So now that you’re upload has failed ( I got “Failed (unable to convert video file)”, you might want to start with, “Well, maybe there was something wrong with my file? Perhaps it was the wrong format or something?” It’s not as easy as it should be to find the parameters for uploading into youtube acceptably. I tried the obvious (to me) place which is the page where I initially uploaded the file. When I couldn’t find it there I got frustrated and went to Google. Here you go:
Supported YouTube file formats
File size and length
Now, my video fits into all these parameters. I just finished updating all my software that had updates, and the video still fails to upload. I turned on Private Browsing (youtube’s only other suggestion) and that failed too.
To get my video on youtube I re-exported as an mp4 using the h.264 YouTube setting on Premiere. The video finally uploaded correctly. I’m not sure why my previous MOV 45MB 4min long video wouldn’t upload.
I’m uploading the file I used for the captions on YouTube in case anyone needs a sample to work from. I downloaded the original file from this website which is where you get re-directed from this youtube video. I then entered my own text using TextEdit. Here’s the file on MediaFire: http://www.mediafire.com/?oaxk35m7zz2r7xr
The errors I would get would be from having an extra space bar (something impossible for me to track). The video would be going along fine and then suddenly I would get an error that looked like the entire script was trying to jump on the screen at once. To fix this I would have to go back into the text file to the time code where the error started occurring and then press delete and Return until I was sure I got any extra space bars out. There was also one instance where I typed the wrong number and so the captions started two minutes early on top of the other captions.
Here’s a sample of what the code looks like:
First let me get the bad news out of the way… there’s no CC option for vimeo. The last update on the forum was from 10 months ago promising something would come up in a year or so.
Ok, so now as I crawl back and beg YouTube for forgiveness, it took me a couple hours to find a way to get CCs up on my YouTube videos now that I’ve already uploaded them.
The How To article from YouTube was of very little help to me except to imply that I might need a SUB, SRT, or SBV file. Or in their words “only supported formats will be displayed properly on the playback page”. What this means, as I found out, is that I can upload whatever file I want and YouTube will just ignore it unless it’s a supported format. I must have uploaded a DOC and DOCX file (after using their Preparing a Transcript File article) 5x before I gave up.

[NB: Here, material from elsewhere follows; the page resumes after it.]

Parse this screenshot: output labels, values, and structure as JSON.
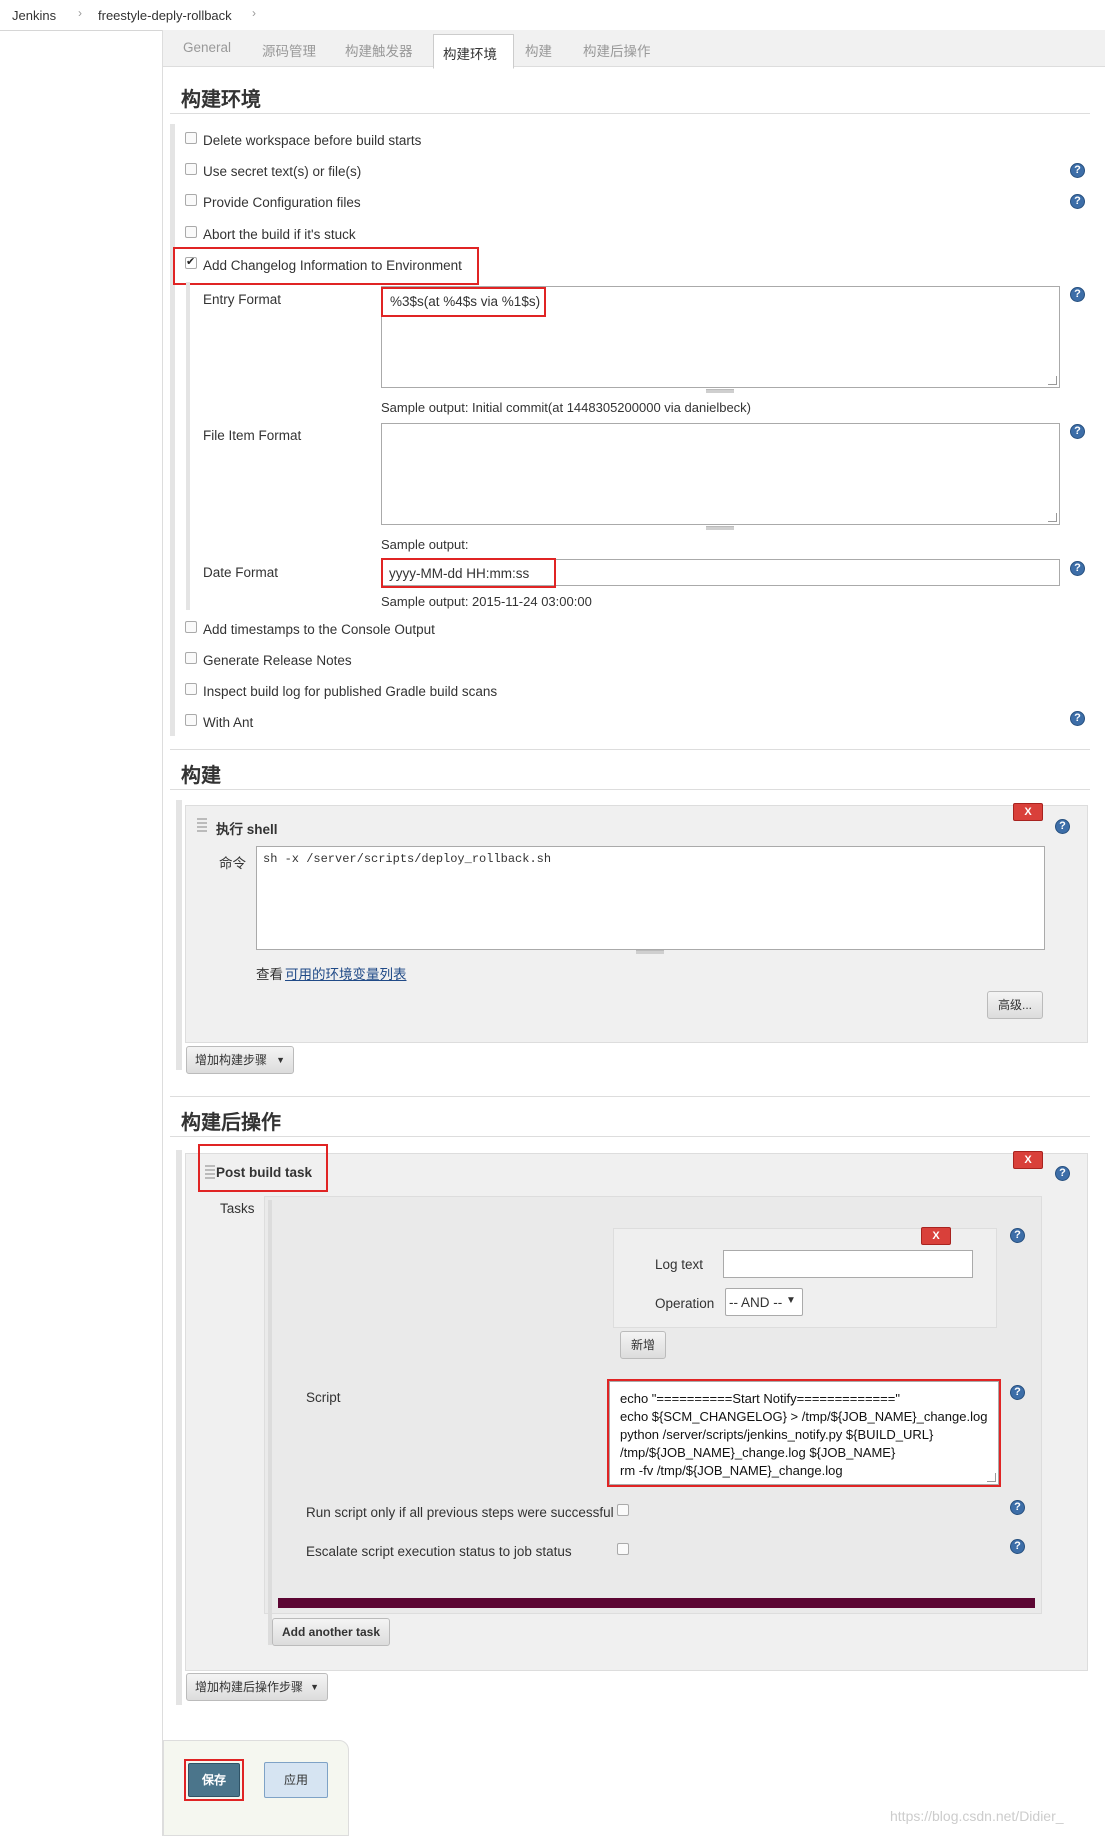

Like most things in technology, my answer was found by letting Google direct me to others that had better answers for me. Someone posted an SRT file that I could download and open with TextEdit. Here’s the video that really helped: HOW TO MAKE SRT FILE AND ADD CAPTION TO YOUTUBE VIDEOS

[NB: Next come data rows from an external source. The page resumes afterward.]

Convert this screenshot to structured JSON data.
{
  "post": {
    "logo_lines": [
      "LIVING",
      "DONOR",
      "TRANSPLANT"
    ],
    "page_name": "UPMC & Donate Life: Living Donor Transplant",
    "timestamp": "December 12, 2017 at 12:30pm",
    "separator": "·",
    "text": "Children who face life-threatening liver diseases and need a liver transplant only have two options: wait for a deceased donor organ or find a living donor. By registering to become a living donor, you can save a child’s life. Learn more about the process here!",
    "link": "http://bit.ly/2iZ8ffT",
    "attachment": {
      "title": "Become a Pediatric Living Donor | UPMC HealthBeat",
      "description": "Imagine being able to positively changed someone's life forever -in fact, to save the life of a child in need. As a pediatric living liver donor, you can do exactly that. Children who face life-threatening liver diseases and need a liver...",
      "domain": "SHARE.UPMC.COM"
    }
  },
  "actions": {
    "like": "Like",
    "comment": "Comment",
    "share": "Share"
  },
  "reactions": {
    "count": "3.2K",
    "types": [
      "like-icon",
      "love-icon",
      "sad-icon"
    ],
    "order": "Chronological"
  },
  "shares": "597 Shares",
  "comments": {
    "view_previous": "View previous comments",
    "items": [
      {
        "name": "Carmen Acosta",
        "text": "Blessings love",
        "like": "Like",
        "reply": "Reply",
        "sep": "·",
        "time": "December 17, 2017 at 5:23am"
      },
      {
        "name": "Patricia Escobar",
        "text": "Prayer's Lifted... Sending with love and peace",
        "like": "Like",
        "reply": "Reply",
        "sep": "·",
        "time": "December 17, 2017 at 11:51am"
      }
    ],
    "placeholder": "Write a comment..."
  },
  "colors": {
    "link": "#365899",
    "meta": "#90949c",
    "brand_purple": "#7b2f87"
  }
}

After doing this for about 2 hours I was having trouble and Googled “youtube cc” and got YouTubeCC which at first glance seems to have been the first solution I should have looked at. Was it on the first YouTube help article? No.
The method I spent two hours on
I tried exporting a jpg then a tiff file from Adobe Premiere for a screen capture. I’ve never noticed a problem before, but maybe I just never exported a screen capture that included text. The export files came out horribly pixilated. I tried a few different adjustments, but it didn’t work. I never figured out the problem, I just took a screen capture of the image using my Mac (Shft+Cmnd+4). Easy fix, though not the preferred.